You can have great results even with the camera in your mobile phone. The most important thing is and will always be the light on the location and your overall composition. Of course – as a photographer you have to know your tools to catch it in the right way. Unfortunately a lot of people still think having the latest and greatest camera will do it by itself. I think a good chef isn't defined by his pans and pots… Having an eye for scenery and a vision of the picture within your head before the shoot is the most important thing.
Any locations or riders you would particularly like to work with in the future?
You don't have to travel a lot to get good locations. With a creative eye you even can find amazing places around your home. Sometimes you only have to use a new angle to show something completely different way. Working with a pro is always nice, because you can be sure they go big, fast and do tricks super extended. For example: This year I had the opportunity to do a short "How to scrub/whip" with Ben Reid and Mick Hannah on Whistler's A-Line. After I was already happy with the shot and told Ben we had it in the box, he took a look on the image, smiled and said he could do it even more sideways, walked up the track again and we got an even better shot. Saying that, I'm getting the most exited when I have a rider who is willing to give their very best and pushes himself and me to the very best. So I also could be very happy working with an "unknown local" if he hits the trail hard and smashes a berm. If I had to name a rider I guess Chris Kovarik would be the one I choose.
Thoughts on Instagram – Good or bad?
Good. It's some kind of different storytelling. Maybe an equivalent of Twitter in pixels. I like the fact you can follow your friends and share if you have a good time with one click. No bothering around with the download of images from your camera and having a laptop to edit… Unfortunately Instagram did this big sell-your-pictures-thing which I think was a little forced onto the community…
If you weren't a photographer, what would you want to be and why?
Back in 1998 I started my work as a graphic-guy and then studied design with my main focus on graphics and typography. I still work in this area (www.4zig.net) and am pretty happy with it. 🙂
What's the one bit of advice you'd give to budding young photographers?

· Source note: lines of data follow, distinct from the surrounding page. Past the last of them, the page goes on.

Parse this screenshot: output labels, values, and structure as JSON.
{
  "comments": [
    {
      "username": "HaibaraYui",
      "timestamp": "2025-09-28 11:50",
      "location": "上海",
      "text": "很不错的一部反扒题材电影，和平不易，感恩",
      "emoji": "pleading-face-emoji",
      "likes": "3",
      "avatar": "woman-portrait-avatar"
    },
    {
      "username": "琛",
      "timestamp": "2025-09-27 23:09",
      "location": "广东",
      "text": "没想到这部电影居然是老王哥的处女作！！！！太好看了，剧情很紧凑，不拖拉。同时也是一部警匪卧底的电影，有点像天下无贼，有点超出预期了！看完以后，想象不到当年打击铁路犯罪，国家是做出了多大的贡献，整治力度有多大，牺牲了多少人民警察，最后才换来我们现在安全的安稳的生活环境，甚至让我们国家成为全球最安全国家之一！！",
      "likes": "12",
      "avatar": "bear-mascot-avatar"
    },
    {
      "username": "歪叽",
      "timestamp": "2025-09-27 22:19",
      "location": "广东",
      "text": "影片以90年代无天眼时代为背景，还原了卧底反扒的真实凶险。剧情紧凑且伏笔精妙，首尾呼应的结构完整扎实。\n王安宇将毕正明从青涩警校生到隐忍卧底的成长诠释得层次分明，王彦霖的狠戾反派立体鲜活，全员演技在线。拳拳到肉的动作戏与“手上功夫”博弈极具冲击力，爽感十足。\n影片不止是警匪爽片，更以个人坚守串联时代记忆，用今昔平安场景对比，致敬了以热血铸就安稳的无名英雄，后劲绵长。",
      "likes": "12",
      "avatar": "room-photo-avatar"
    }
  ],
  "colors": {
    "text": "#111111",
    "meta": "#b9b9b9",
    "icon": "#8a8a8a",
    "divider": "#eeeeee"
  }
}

Completely understand the relations between, ISO, time and aperture and what you can influence while changing one of them. Be patient to wait for the right light. Don't hesitate to fail while trying something new. But mostly – keep practising!
Is there anyone you would like to give a shout out to?
I would like to thank my team from 4zig.net always supporting me, the whole Bruchpilot-guys and all my clients, especially Thomas from the biggest German Mountainbike News-Site MTB-News.de for giving me the opportunity to travel to all the different places to shot photos and the riders for going fast and sideways!
Ben Reid with styles for miles over Whistler's A-Line.
Danny Hart always goes sideways if you are willing to scout loud enough out of your shooting-position (Sea Otter Classic Downhill).
Danny Hart in an early training session at the 2011 Sea Otter Classic Downhill. Thanks again to the guys in the background for partying.
Dean Tennant goes over the famous Heckler-Rock at the Canadian Open. You can't imagine how hard the fans are celebrating over there!Jordie after winning the 4.000 CAD with his best trick.Self portrait.Jordie Lunn's winning trick at the Crankworx Teva Best Trick Contest.Shot with a taped together PowerShot 540. Underexposed into back lighting on our team-winter-ride on 24th December.The Sea Otter Classic Downhill is the first event of the year I had to shoot in the last couple of years and you always have good results there. The Unite Ride Team stopped by in the small German bikepark Albstadt and we had a very good time shooting on and besides the track.Yannick Granieri shows some serious balls at Red Bull Joyride over the 60 foot sender.
A big thank you to Jens for answering our questions and providing us with his favourite images. 2013 looks set to be another great year for him. If you want to see more of Jen's work check otu the following links: